Friday, April 20, 2012

And now a mystery on a mystery

Nobody knows what dark matter is, though it seems pretty clear that it is there, even in our galaxy. But one group says there's not much around where the Sun is. They come up with limits on the local density that suggest that Earth-based dark matter searches have poor prospects.

The preprint explains their assumptions. They're looking at the velocities of stars above and below the galactic plane, and using those to estimate the mass density that would induce that distribution. They're not assuming spherical symmetry. I haven't studied the paper closely yet, but their result is that "Only the presence of a highly prolate (flattening q >2) DM halo can be reconciled with the observations". Click on that link and think what the rest of the galaxy looks like. Hmm. Interesting if true; almost as though dark matter doesn't like normal matter, or that the galactic black hole had something like a dark matter magnetic field or ...

DAMA won't like this result. They claim to have a signal with evidence for dark matter.

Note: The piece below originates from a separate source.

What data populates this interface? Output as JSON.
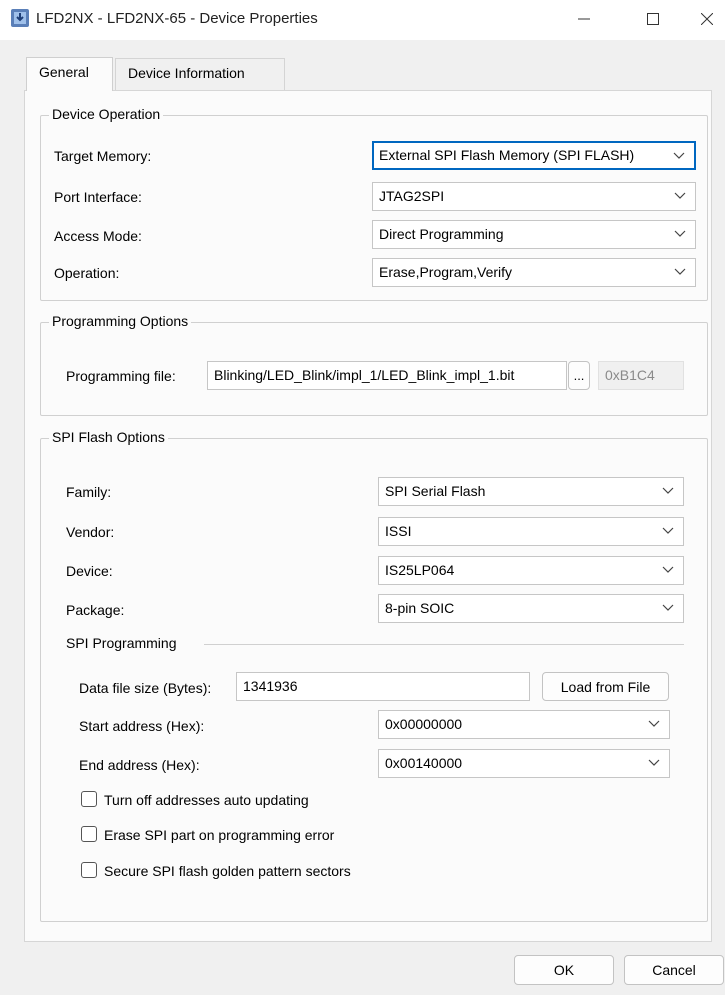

UPDATE: 4-May. I've talked to two people about this one. One said his team considered the star velocity measurements to be very tricky, and was dubious of the result. The other said that their group was non-committal except for one fellow (knowledgeable about such things) who said that the calculation model was "dumb." No explanation of why: maybe there are stability problems with the calculation. Or maybe not, I don't know the gentleman.


Texan99 said...

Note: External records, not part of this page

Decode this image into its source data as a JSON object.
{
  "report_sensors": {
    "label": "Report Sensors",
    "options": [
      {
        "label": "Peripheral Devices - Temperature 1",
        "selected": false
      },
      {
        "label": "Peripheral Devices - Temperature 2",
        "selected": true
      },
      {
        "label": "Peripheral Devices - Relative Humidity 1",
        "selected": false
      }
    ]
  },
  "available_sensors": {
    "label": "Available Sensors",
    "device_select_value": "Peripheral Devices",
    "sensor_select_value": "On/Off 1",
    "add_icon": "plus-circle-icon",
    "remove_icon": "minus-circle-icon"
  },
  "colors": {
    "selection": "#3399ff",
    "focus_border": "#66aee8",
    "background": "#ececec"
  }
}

I remain confused about what it is we're detecting that makes us posit the existence of dark matter and dark energy. Well, I guess I have a vague notion what the deal is with dark matter: we assume there must be something out there that's exerting a gravitational force, even though we can't see it. That silly TV show I was making fun of the other day seemed to be saying that, at the same time, there's something exerting a repulsive force that we can't see. I assume a lot got lost in translation there, since there doesn't seem much point in positing both an invisible attractive force and an invisible repulsive one. Or are some areas shrinking too much and some expanding too much? If you're ever inspired to put up a post aimed very low on the scientific sophistication scale on this subject, I'd appreciate it.

james said...

The dark matter is fairly straightforward. We've known for a hundred years that stars in galaxies orbit too fast given the amount of matter we can see and estimate. If the mass of the galaxy were only what we see, the force on the stars would be less and their orbits would be much more leisurely.

In recent years the Einstein imaging around a couple of colliding galaxies was very clear: there was something that was bending light just the way matter does, except that all the rest of the two galaxies were pretty plainly somewhere else. The gas and stars had slowed down as they passed through each other, but "something" had barreled on through and was now separated from the rest of the galaxies.

So we don't know what it is, but there's something there that gravitates like ordinary matter but we can't see it and it doesn't interact much with ordinary matter.

Dark energy is a different kettle of fish--it is much more model-dependent. The idea is that with the current model, galaxies should be mostly receding from each other, but this rate should be slowing down (sort of the way that a ball slows down as it rises in the air). Instead, at earlier eras (very distant galaxies), they were receding more slowly than now: so something is speeding them up.

Something has to push to make this happen, and that means energy (force times distance), and because we can't see it anywhere else it is called "dark energy." Which means we haven't a clue what it is.

Einstein added a constant term to his famous equation about gravity in order to make it capable of describing a steady-state universe. He later said it was the biggest mistake of his life, since it was found that the universe was expanding.

But now it turns out that his kludge term can be used after all, to describe our accelerating sort of universe. The only problem is: what does such a term represent physically? It is nice to have equations that describe how things work, but we'd really like to know what they mean.

Yes, some things are pulled too tightly: dark matter around galaxies pulls the stars around rapidly. And some things are expanding too much: inter-galactic whoknowswhat that pushes galaxies apart. At least we think so.

Texan99 said...

Is dark matter generally considered to have something to do with black holes, or are those two completely different notions? As for dark energy, maybe the other galaxies just don't like us.

Action at a distance is more mysterious than people often give it credit for. Feynman remarked that people used to think that angels pushed the planets around in their orbits, but now we know better: the angels are invisible now, and they push at right angles to what we used to think.

james said...

Some researchers think dark matter consists of lots of tiny (early universe?) black holes, yes. How you look for them depends on how big they are.

I think you may be onto something: the Galactic Skunk explanation of expansion.